### Task brief
Work out how many lines of the material contain the string "Your"; the answer is that number only.

====== Material for this exercise

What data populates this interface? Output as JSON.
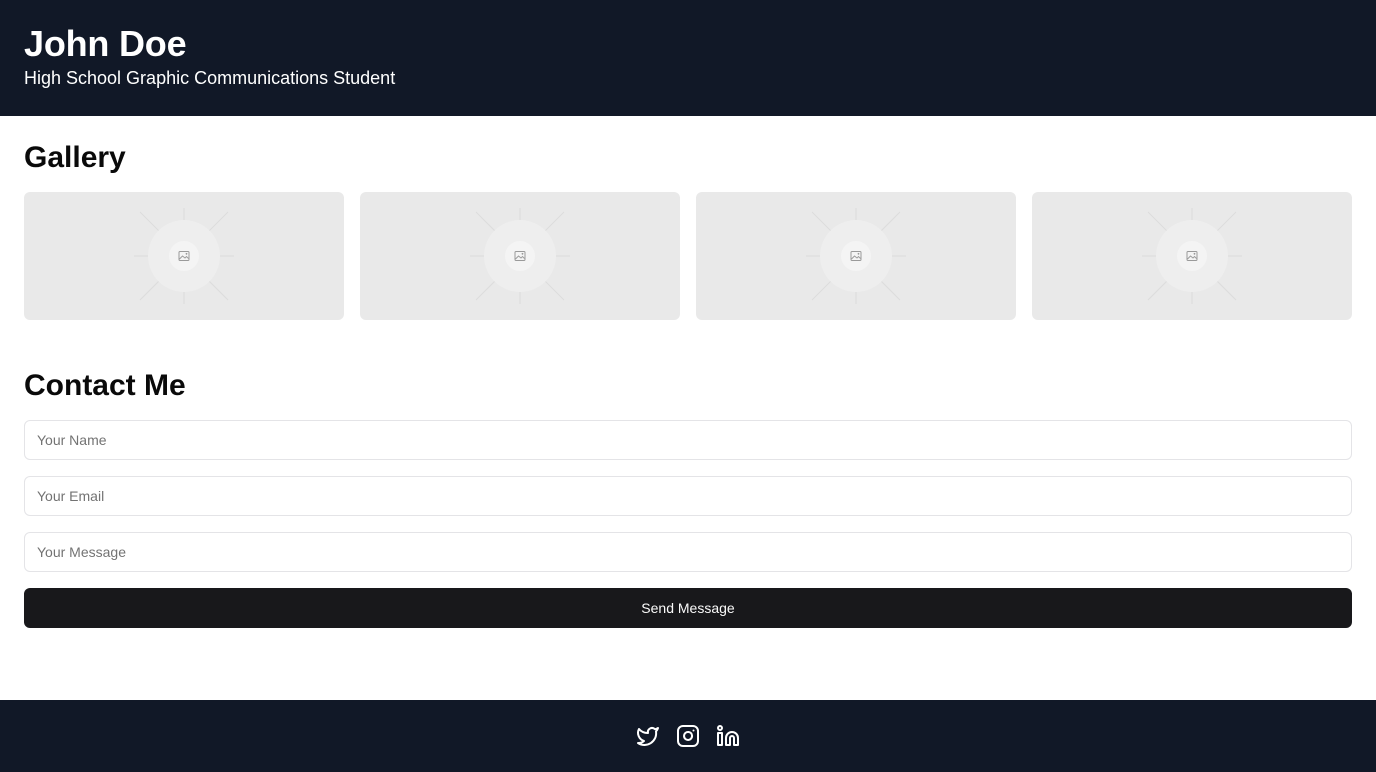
{
  "header": {
    "name": "John Doe",
    "tagline": "High School Graphic Communications Student"
  },
  "gallery": {
    "title": "Gallery",
    "items": [
      {
        "icon": "image-placeholder-icon"
      },
      {
        "icon": "image-placeholder-icon"
      },
      {
        "icon": "image-placeholder-icon"
      },
      {
        "icon": "image-placeholder-icon"
      }
    ]
  },
  "contact": {
    "title": "Contact Me",
    "name_placeholder": "Your Name",
    "email_placeholder": "Your Email",
    "message_placeholder": "Your Message",
    "name_value": "",
    "email_value": "",
    "message_value": "",
    "submit_label": "Send Message"
  },
  "footer": {
    "social": [
      "twitter-icon",
      "instagram-icon",
      "linkedin-icon"
    ]
  },
  "colors": {
    "header_bg": "#111827",
    "footer_bg": "#111827",
    "button_bg": "#18181b",
    "tile_bg": "#e9e9e9"
  }
}
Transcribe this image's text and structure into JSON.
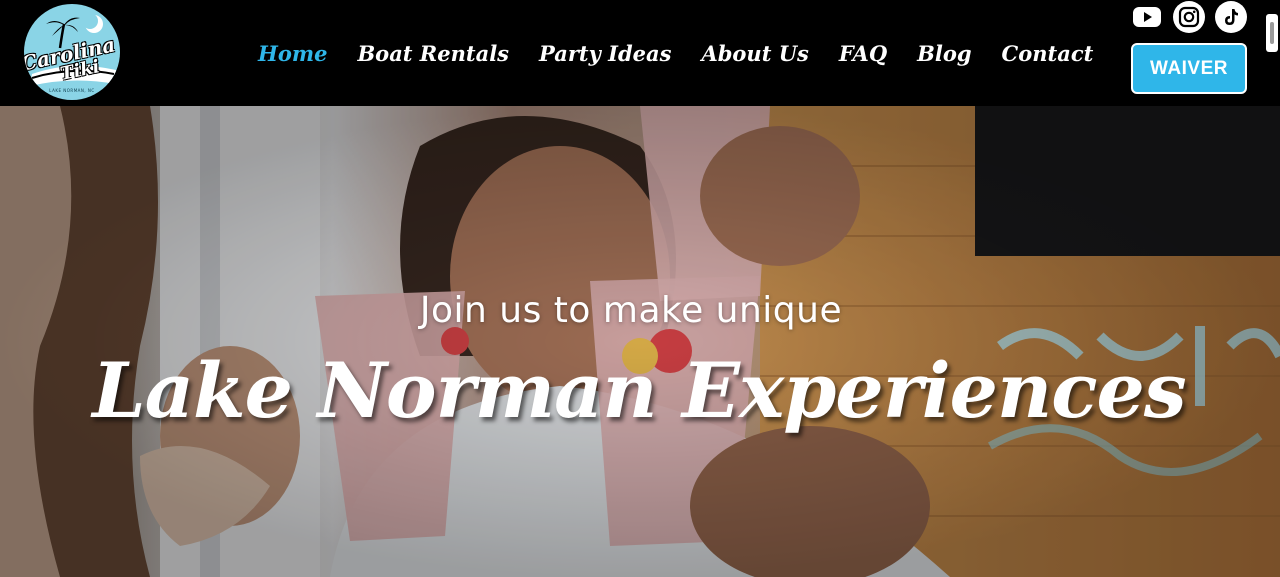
{
  "brand": {
    "logo_line1": "Carolina",
    "logo_line2": "Tiki",
    "logo_sub": "LAKE NORMAN, NC",
    "accent_color": "#2fb6e9"
  },
  "nav": {
    "items": [
      {
        "label": "Home",
        "active": true
      },
      {
        "label": "Boat Rentals",
        "active": false
      },
      {
        "label": "Party Ideas",
        "active": false
      },
      {
        "label": "About Us",
        "active": false
      },
      {
        "label": "FAQ",
        "active": false
      },
      {
        "label": "Blog",
        "active": false
      },
      {
        "label": "Contact",
        "active": false
      }
    ]
  },
  "socials": [
    {
      "name": "youtube-icon"
    },
    {
      "name": "instagram-icon"
    },
    {
      "name": "tiktok-icon"
    }
  ],
  "waiver_label": "WAIVER",
  "hero": {
    "subtitle": "Join us to make unique",
    "title": "Lake Norman Experiences"
  }
}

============

### Answer to the problem
3